In this paper, we apply a new contagion test to investigate whether there is any contagion effect between the US real estate market with those of Australia, Japan and the UK. This new contagion test is based on a case-resampling bootstrap approach that performs accurately during a crisis period in which the assumptions of normality and constant variance are not fulfilled. In spite of the severity of the US real estate crisis, we find that the relationship of the US real estate market with the other markets is not characterized by contagion effects but by simply a dependency behavior that prevails whether the markets are under distress or not. Thus, even with the globalization of real estate markets, it appears that these are less susceptible to contagion effects arising from international shocks. This indicates that real estate markets’ interaction is guided more by fundamentals rather than by non-fundamentals that create herding behavior. These results also imply that real estate markets are efficient in processing information from each other. Our finding also support the desirability of real estate as a component of investment portfolios since the absence of contagion effects can lead to more stable correlations.
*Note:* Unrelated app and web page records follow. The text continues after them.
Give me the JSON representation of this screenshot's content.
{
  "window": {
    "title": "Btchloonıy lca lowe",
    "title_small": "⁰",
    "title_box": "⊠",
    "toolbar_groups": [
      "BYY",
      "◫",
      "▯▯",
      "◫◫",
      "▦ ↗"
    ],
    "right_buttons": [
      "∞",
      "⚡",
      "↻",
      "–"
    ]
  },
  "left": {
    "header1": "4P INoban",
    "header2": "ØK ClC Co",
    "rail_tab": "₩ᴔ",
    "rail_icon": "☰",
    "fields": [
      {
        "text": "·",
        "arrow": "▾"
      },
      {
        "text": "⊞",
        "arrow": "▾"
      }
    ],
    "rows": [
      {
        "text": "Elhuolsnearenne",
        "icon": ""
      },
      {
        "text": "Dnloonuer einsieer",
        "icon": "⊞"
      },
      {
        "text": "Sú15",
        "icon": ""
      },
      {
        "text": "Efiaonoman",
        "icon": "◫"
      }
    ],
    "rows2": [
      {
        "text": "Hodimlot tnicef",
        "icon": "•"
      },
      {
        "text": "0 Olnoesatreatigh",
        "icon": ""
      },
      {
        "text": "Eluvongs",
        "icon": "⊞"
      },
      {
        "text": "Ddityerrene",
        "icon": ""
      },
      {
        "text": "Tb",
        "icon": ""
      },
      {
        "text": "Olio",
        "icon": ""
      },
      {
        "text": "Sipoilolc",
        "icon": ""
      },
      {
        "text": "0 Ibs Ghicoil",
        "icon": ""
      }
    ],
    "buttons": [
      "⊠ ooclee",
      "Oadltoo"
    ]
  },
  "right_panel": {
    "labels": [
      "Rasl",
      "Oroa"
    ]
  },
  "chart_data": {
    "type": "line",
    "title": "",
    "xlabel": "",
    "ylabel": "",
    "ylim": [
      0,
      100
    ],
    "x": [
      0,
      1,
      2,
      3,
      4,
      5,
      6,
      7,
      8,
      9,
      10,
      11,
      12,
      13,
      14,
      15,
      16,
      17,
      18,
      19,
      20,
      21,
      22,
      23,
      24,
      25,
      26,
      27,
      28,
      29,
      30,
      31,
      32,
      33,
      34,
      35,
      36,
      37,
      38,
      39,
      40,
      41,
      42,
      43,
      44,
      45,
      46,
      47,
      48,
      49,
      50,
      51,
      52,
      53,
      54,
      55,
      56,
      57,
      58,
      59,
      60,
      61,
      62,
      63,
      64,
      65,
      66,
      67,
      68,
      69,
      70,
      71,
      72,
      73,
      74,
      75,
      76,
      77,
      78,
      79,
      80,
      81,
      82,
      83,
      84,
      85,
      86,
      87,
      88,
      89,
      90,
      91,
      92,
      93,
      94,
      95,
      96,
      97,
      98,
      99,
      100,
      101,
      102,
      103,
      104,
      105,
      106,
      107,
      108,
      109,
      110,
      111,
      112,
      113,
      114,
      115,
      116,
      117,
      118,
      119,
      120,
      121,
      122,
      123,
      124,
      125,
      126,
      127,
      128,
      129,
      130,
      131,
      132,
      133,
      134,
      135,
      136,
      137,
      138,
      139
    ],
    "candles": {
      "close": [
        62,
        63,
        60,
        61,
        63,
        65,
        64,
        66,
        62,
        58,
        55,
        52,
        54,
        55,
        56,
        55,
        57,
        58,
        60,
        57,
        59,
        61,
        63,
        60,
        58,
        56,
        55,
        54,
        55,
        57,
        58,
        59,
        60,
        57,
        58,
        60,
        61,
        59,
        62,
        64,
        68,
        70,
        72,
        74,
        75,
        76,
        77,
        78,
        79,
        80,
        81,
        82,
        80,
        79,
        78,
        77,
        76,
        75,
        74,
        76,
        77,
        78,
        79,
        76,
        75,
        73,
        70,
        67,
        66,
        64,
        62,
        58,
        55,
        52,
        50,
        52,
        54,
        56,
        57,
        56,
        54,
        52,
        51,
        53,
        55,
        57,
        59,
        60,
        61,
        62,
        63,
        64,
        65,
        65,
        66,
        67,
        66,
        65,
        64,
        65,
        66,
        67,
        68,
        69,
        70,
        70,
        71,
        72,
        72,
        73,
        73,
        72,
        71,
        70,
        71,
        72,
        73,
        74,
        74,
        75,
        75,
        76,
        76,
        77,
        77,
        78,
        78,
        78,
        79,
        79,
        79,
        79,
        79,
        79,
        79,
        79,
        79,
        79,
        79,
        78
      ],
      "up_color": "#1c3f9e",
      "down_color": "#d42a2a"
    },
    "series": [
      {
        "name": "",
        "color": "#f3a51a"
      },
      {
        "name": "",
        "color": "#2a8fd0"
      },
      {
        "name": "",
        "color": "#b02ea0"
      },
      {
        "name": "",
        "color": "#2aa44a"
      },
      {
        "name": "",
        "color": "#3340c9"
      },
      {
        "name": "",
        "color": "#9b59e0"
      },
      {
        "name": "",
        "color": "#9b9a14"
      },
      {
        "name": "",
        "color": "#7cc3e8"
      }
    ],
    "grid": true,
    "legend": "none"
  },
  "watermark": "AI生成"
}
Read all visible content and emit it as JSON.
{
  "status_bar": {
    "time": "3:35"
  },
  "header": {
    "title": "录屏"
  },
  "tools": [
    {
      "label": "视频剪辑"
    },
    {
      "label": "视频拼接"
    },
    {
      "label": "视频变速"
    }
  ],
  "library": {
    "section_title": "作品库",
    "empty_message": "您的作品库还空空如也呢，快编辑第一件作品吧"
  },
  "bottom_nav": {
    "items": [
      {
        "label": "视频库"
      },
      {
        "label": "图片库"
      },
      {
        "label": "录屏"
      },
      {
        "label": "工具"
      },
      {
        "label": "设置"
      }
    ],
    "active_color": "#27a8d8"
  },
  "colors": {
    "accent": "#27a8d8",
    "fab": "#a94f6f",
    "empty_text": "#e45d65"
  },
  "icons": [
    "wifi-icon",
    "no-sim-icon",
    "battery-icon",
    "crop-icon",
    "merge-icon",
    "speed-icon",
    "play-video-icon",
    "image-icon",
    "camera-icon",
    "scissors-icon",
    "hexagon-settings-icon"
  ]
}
Given that the real estate industry is a major cornerstone of major economies, our finding also provides positive news for economic regulators and policymakers.